_PROBLEM TO WORK ON_
The exercise calls for a faithful copy of all the data.

RECORDS SHOWN below:

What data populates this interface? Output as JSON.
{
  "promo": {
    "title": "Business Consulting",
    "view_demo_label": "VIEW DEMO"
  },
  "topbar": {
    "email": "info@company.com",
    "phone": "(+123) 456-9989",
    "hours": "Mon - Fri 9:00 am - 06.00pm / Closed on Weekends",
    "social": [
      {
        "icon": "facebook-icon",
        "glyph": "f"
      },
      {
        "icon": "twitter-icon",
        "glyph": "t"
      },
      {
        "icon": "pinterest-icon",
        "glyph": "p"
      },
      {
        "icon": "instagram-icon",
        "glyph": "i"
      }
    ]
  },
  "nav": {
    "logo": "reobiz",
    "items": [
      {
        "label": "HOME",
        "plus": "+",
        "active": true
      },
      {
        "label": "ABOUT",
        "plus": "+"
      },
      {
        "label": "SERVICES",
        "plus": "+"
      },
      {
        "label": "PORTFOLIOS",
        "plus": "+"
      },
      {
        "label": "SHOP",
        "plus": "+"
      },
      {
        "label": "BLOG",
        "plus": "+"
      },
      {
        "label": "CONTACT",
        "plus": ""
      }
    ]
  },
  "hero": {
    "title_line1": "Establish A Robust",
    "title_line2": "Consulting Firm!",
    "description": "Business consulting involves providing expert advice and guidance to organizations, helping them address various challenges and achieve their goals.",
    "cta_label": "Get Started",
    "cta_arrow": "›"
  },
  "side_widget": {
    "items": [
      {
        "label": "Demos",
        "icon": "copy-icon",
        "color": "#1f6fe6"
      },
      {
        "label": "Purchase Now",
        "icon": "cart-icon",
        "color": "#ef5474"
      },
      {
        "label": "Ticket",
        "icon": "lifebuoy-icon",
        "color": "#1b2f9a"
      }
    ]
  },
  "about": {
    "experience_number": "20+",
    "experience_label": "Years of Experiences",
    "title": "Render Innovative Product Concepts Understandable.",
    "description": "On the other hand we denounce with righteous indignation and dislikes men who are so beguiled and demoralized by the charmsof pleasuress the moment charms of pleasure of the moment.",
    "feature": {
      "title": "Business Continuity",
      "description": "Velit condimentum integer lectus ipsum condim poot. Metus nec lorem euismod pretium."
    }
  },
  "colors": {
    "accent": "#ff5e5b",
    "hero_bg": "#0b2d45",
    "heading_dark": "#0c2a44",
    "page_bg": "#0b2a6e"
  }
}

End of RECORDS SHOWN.

_SOLUTION TO THIS TASK_
What data populates this interface? Output as JSON.
{
  "promo": {
    "title": "Business Consulting",
    "view_demo_label": "VIEW DEMO"
  },
  "topbar": {
    "email": "info@company.com",
    "phone": "(+123) 456-9989",
    "hours": "Mon - Fri 9:00 am - 06.00pm / Closed on Weekends",
    "social": [
      {
        "icon": "facebook-icon",
        "glyph": "f"
      },
      {
        "icon": "twitter-icon",
        "glyph": "t"
      },
      {
        "icon": "pinterest-icon",
        "glyph": "p"
      },
      {
        "icon": "instagram-icon",
        "glyph": "i"
      }
    ]
  },
  "nav": {
    "logo": "reobiz",
    "items": [
      {
        "label": "HOME",
        "plus": "+",
        "active": true
      },
      {
        "label": "ABOUT",
        "plus": "+"
      },
      {
        "label": "SERVICES",
        "plus": "+"
      },
      {
        "label": "PORTFOLIOS",
        "plus": "+"
      },
      {
        "label": "SHOP",
        "plus": "+"
      },
      {
        "label": "BLOG",
        "plus": "+"
      },
      {
        "label": "CONTACT",
        "plus": ""
      }
    ]
  },
  "hero": {
    "title_line1": "Establish A Robust",
    "title_line2": "Consulting Firm!",
    "description": "Business consulting involves providing expert advice and guidance to organizations, helping them address various challenges and achieve their goals.",
    "cta_label": "Get Started",
    "cta_arrow": "›"
  },
  "side_widget": {
    "items": [
      {
        "label": "Demos",
        "icon": "copy-icon",
        "color": "#1f6fe6"
      },
      {
        "label": "Purchase Now",
        "icon": "cart-icon",
        "color": "#ef5474"
      },
      {
        "label": "Ticket",
        "icon": "lifebuoy-icon",
        "color": "#1b2f9a"
      }
    ]
  },
  "about": {
    "experience_number": "20+",
    "experience_label": "Years of Experiences",
    "title": "Render Innovative Product Concepts Understandable.",
    "description": "On the other hand we denounce with righteous indignation and dislikes men who are so beguiled and demoralized by the charmsof pleasuress the moment charms of pleasure of the moment.",
    "feature": {
      "title": "Business Continuity",
      "description": "Velit condimentum integer lectus ipsum condim poot. Metus nec lorem euismod pretium."
    }
  },
  "colors": {
    "accent": "#ff5e5b",
    "hero_bg": "#0b2d45",
    "heading_dark": "#0c2a44",
    "page_bg": "#0b2a6e"
  }
}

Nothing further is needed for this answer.